Goal of the exercise> Filter the listing below, please, and copy only the lines with the word "photos".

- Opening Delimiter -

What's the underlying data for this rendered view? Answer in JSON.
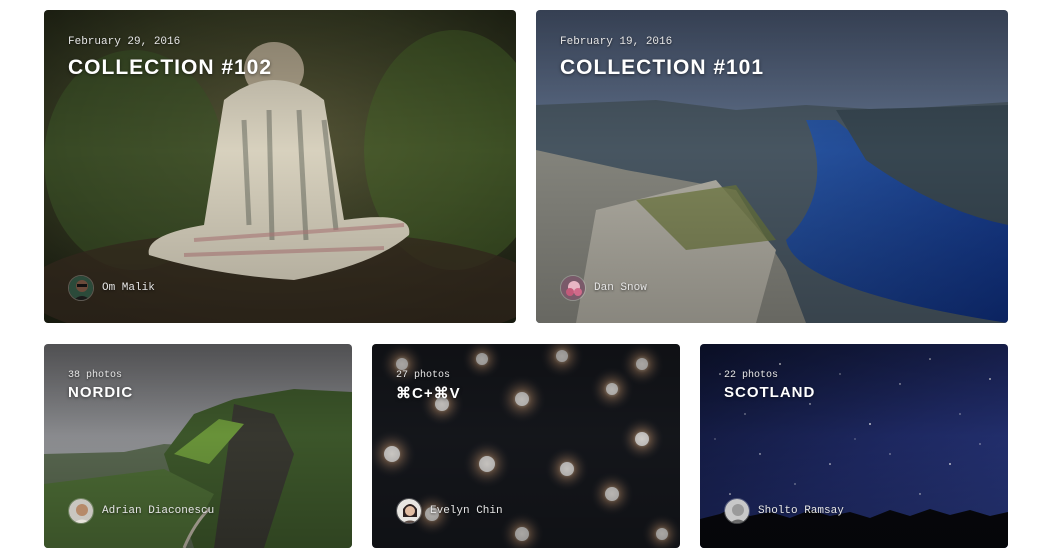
{
  "collections": [
    {
      "date": "February 29, 2016",
      "title": "COLLECTION #102",
      "author": "Om Malik"
    },
    {
      "date": "February 19, 2016",
      "title": "COLLECTION #101",
      "author": "Dan Snow"
    },
    {
      "count": "38 photos",
      "title": "NORDIC",
      "author": "Adrian Diaconescu"
    },
    {
      "count": "27 photos",
      "title": "⌘C+⌘V",
      "author": "Evelyn Chin"
    },
    {
      "count": "22 photos",
      "title": "SCOTLAND",
      "author": "Sholto Ramsay"
    }
  ]
}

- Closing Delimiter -

Task result>
      "count": "38 photos",
      "count": "27 photos",
      "count": "22 photos",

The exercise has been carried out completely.